DATA SUPPLIED:
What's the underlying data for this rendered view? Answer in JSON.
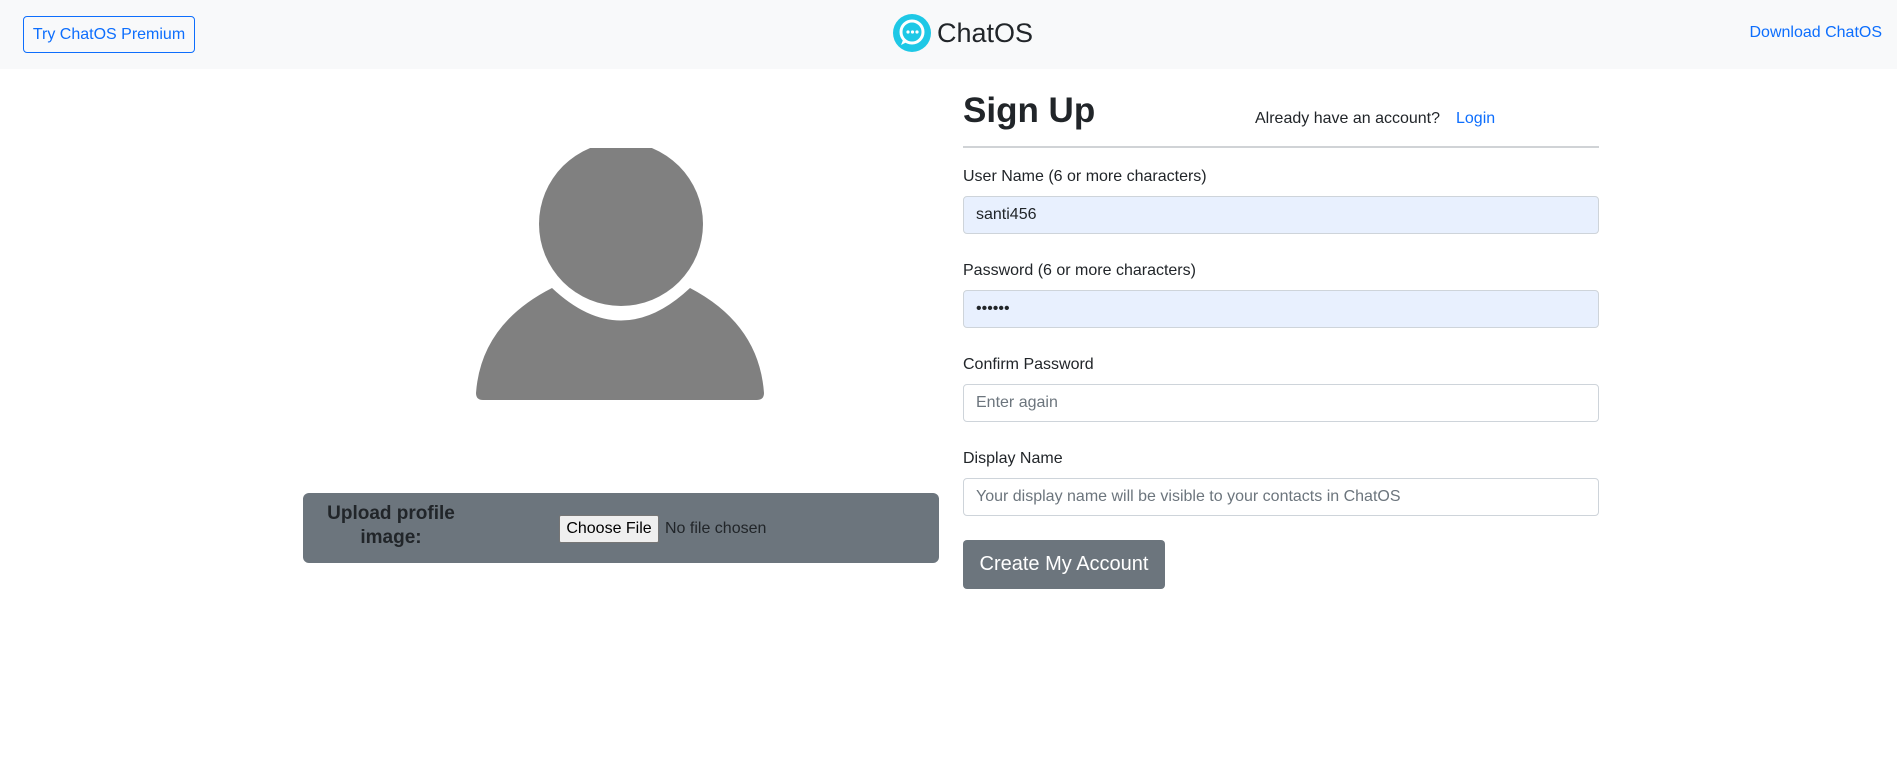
{
  "header": {
    "premium_button": "Try ChatOS Premium",
    "brand_name": "ChatOS",
    "brand_icon": "chat-bubble-logo-icon",
    "download_link": "Download ChatOS"
  },
  "avatar": {
    "icon": "user-silhouette-icon"
  },
  "upload": {
    "label": "Upload profile image:",
    "choose_button": "Choose File",
    "status": "No file chosen"
  },
  "form": {
    "title": "Sign Up",
    "have_account": "Already have an account?",
    "login_link": "Login",
    "username_label": "User Name (6 or more characters)",
    "username_value": "santi456",
    "password_label": "Password (6 or more characters)",
    "password_value": "santi4",
    "confirm_label": "Confirm Password",
    "confirm_placeholder": "Enter again",
    "display_label": "Display Name",
    "display_placeholder": "Your display name will be visible to your contacts in ChatOS",
    "submit_button": "Create My Account"
  },
  "colors": {
    "primary": "#0d6efd",
    "secondary": "#6c757d",
    "autofill_bg": "#e8f0fe",
    "logo_cyan": "#1ec8e6"
  }
}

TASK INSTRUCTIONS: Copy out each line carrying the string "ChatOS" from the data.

EXERCISE RESULT:
    "premium_button": "Try ChatOS Premium",
    "brand_name": "ChatOS",
    "download_link": "Download ChatOS"
    "display_placeholder": "Your display name will be visible to your contacts in ChatOS",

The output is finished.